What needs to be done
Go through the entries below. Copy each line in which "your" appears.

(Excerpts from an interface dataset)

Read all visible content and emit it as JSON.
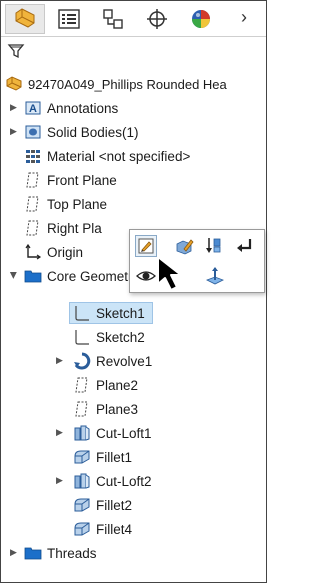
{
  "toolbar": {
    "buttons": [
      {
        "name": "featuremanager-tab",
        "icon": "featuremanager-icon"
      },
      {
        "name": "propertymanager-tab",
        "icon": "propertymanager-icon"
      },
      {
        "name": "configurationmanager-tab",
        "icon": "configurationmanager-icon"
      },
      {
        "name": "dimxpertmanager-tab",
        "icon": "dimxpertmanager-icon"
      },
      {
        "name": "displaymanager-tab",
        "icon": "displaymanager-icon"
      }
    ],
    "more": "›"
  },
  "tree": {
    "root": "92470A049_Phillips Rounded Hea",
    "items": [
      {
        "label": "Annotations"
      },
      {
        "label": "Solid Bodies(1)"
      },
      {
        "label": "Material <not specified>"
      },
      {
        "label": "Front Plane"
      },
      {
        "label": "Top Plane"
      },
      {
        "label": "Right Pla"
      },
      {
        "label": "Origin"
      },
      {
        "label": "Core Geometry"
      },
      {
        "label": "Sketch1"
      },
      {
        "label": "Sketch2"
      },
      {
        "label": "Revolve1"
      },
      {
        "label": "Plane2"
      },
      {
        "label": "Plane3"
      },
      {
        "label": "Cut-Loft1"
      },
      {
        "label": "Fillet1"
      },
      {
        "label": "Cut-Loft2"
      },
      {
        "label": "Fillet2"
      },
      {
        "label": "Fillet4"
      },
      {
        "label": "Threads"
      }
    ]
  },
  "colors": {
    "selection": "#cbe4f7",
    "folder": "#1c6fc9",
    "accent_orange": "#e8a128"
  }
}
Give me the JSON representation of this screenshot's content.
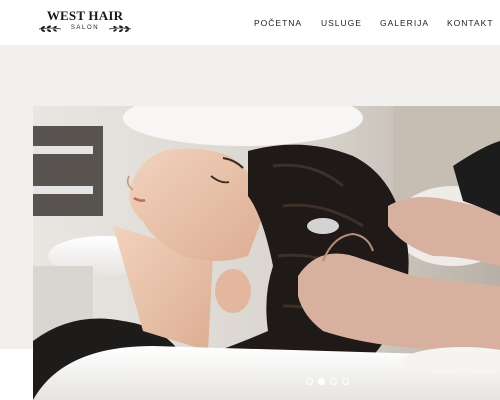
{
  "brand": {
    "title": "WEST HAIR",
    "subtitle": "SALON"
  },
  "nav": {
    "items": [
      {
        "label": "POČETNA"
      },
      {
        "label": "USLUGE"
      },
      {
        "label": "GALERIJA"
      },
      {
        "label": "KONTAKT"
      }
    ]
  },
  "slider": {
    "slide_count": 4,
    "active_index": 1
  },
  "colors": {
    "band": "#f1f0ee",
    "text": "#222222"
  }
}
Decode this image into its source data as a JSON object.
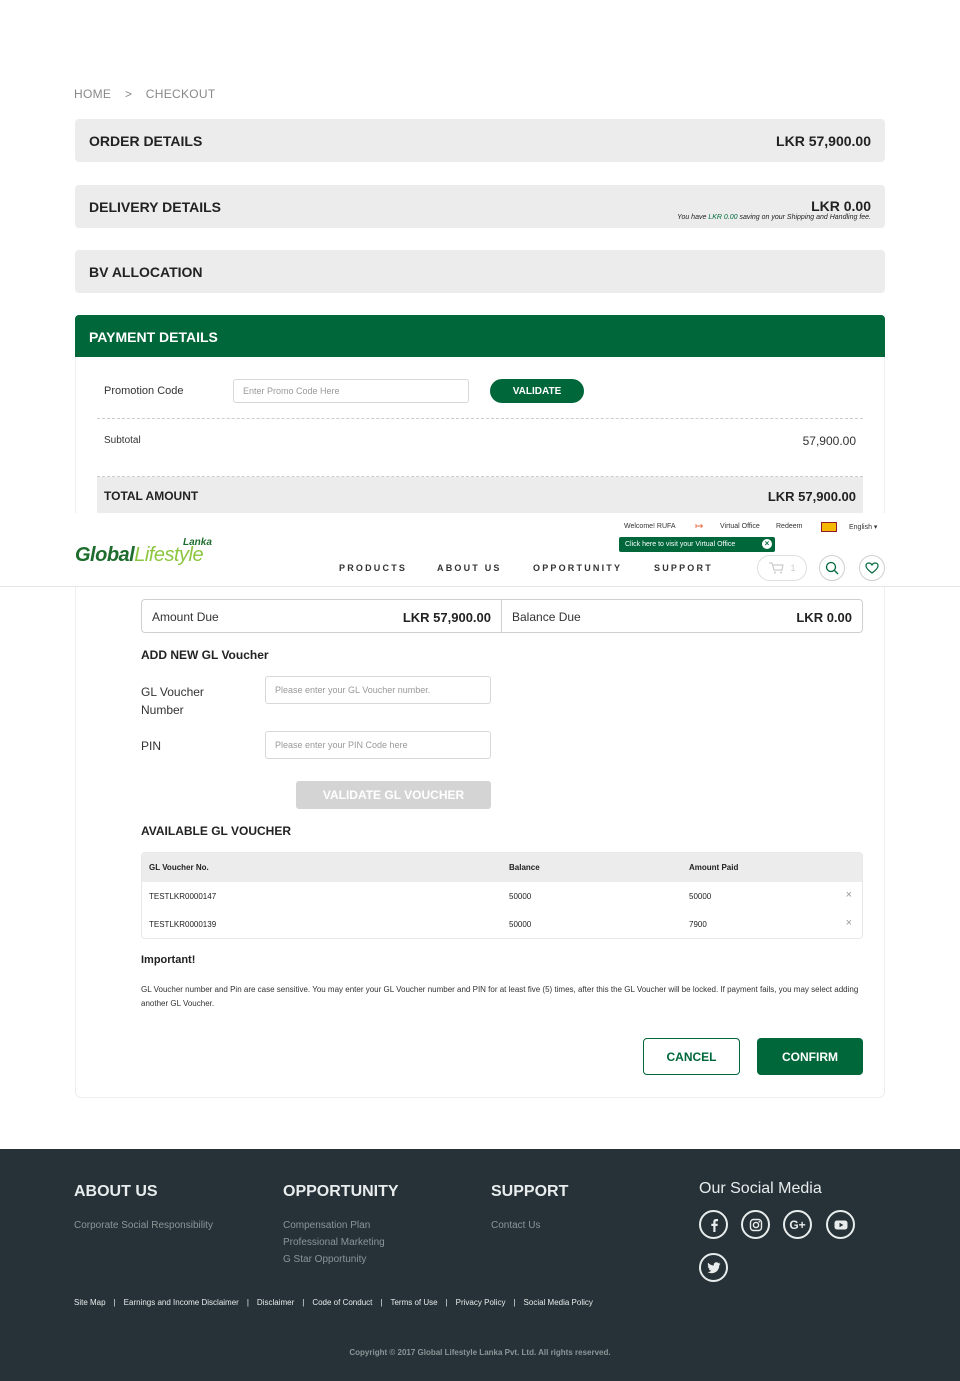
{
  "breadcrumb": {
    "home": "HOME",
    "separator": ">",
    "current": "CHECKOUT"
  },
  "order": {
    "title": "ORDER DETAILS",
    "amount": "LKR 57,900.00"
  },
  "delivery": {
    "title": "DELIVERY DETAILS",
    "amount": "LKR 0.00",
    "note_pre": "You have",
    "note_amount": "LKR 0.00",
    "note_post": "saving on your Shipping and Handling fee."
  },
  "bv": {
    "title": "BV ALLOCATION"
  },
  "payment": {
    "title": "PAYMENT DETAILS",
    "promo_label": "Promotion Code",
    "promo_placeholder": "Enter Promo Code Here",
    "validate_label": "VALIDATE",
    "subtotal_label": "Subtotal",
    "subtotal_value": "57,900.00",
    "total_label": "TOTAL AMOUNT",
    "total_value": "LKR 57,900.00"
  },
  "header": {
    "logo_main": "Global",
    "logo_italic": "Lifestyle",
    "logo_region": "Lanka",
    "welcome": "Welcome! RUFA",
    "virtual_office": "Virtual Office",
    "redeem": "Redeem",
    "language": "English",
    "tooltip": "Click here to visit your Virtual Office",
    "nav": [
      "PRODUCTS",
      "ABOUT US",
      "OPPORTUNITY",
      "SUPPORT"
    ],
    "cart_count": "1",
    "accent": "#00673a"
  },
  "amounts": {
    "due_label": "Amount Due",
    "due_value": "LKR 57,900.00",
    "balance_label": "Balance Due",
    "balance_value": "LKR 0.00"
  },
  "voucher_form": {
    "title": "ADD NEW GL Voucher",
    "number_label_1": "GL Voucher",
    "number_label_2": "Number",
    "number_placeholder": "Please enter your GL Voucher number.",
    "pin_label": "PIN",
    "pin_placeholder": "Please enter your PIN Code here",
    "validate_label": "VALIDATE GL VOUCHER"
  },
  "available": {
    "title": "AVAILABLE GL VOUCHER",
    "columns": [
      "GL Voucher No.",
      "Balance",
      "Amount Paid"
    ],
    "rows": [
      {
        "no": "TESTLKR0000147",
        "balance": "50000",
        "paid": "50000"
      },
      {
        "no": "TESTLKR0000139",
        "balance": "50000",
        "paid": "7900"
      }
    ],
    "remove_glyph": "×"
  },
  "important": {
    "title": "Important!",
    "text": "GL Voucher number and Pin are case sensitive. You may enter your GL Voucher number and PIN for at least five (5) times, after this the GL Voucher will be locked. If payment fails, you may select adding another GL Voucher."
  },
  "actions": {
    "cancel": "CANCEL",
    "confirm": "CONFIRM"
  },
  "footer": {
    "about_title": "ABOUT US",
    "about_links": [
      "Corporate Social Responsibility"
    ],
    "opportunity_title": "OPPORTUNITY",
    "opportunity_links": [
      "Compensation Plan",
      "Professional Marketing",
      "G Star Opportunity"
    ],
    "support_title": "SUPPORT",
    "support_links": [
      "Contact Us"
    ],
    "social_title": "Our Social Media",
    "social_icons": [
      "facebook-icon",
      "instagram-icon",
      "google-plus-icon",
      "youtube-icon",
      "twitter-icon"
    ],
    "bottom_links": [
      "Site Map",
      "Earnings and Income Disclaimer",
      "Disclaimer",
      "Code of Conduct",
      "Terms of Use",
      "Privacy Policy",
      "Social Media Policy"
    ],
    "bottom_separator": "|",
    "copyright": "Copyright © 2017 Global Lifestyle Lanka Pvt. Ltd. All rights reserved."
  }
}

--

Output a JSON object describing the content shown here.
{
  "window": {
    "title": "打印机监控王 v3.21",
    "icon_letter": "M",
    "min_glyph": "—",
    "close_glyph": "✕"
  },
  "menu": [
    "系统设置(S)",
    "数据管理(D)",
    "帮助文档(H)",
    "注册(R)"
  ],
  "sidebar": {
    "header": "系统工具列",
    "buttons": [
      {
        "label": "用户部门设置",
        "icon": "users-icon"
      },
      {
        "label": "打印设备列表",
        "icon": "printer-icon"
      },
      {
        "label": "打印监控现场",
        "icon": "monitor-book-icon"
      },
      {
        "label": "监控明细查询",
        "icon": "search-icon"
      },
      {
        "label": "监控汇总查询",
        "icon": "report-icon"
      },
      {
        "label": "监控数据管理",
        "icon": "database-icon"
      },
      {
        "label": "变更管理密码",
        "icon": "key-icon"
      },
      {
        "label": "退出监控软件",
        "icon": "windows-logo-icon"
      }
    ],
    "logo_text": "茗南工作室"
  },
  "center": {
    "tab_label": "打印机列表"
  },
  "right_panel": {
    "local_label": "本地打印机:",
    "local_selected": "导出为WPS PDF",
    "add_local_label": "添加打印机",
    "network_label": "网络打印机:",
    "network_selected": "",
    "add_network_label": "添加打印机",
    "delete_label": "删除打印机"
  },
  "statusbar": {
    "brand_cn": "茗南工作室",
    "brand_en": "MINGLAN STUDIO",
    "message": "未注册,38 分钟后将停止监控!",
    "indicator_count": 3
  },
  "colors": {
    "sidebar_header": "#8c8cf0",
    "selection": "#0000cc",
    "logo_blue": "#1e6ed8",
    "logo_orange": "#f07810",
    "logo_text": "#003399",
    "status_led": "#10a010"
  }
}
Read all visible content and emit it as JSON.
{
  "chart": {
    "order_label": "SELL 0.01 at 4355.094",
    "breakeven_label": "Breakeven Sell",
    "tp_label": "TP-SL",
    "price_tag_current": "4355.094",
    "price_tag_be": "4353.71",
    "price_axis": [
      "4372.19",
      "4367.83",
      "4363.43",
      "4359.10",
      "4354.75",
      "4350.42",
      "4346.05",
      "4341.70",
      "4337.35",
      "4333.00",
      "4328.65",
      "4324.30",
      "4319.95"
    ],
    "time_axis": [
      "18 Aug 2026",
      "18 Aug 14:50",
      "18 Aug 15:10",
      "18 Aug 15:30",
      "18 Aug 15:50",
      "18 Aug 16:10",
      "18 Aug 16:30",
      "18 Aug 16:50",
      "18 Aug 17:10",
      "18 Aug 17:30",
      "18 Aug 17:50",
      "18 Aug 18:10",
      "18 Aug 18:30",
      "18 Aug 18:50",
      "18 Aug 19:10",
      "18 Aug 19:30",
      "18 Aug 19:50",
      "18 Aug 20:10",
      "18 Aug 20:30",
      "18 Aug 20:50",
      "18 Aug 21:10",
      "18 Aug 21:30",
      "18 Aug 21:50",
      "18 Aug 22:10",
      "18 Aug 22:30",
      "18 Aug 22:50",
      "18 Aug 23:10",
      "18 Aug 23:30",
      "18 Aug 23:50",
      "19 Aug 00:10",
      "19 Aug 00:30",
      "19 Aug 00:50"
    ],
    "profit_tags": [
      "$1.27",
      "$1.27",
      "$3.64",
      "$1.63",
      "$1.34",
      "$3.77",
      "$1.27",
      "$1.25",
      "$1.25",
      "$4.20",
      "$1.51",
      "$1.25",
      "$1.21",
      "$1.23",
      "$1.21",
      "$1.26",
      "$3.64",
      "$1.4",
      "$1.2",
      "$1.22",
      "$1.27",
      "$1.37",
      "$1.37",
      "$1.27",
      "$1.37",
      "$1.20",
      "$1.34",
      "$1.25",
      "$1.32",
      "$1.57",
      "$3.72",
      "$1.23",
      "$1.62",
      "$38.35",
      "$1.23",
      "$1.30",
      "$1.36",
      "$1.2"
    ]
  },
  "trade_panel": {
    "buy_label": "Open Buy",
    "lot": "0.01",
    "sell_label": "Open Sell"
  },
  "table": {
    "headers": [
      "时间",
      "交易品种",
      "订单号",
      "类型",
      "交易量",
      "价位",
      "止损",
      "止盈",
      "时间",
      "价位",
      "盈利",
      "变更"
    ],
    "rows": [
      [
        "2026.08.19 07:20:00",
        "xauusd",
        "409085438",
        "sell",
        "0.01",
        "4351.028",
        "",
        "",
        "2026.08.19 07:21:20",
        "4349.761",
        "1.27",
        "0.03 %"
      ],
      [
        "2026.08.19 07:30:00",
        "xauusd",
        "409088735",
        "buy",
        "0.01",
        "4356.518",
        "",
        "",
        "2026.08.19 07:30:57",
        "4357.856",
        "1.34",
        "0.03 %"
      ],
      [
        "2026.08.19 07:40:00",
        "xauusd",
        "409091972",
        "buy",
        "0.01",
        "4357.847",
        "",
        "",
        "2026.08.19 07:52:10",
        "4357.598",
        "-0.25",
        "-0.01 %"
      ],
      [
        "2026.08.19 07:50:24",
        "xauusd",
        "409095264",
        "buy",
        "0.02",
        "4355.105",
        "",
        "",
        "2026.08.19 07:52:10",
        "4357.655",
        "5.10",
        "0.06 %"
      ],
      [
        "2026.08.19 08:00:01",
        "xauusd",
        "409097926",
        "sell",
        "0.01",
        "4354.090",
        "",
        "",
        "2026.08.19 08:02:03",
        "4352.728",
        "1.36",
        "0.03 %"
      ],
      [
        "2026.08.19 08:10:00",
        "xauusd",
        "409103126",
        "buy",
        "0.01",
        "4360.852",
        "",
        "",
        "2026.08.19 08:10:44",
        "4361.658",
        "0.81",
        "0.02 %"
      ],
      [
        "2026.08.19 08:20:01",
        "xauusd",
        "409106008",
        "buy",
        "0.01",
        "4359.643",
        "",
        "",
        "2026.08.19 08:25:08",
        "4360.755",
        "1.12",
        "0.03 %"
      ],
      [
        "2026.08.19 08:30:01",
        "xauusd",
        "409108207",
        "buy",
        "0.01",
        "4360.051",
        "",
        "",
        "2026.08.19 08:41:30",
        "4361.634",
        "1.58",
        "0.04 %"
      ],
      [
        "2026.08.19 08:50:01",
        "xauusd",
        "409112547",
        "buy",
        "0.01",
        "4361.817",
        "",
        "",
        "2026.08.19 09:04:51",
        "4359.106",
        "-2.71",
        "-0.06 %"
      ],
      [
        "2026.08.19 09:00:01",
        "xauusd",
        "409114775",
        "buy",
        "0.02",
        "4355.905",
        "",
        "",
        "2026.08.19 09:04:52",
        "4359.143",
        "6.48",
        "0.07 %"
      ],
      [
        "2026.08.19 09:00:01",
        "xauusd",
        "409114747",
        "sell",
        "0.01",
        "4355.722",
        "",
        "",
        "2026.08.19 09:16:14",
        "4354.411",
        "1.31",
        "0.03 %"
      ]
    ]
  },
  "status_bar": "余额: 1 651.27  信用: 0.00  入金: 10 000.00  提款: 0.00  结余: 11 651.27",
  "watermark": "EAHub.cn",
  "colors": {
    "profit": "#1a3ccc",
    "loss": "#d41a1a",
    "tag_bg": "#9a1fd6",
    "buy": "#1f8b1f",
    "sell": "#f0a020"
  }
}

Exercise output
    "note_post": "saving on your Shipping and Handling fee."
    "tooltip": "Click here to visit your Virtual Office",
    "number_placeholder": "Please enter your GL Voucher number.",
    "pin_placeholder": "Please enter your PIN Code here",
    "text": "GL Voucher number and Pin are case sensitive. You may enter your GL Voucher number and PIN for at least five (5) times, after this the GL Voucher will be locked. If payment fails, you may select adding another GL Voucher."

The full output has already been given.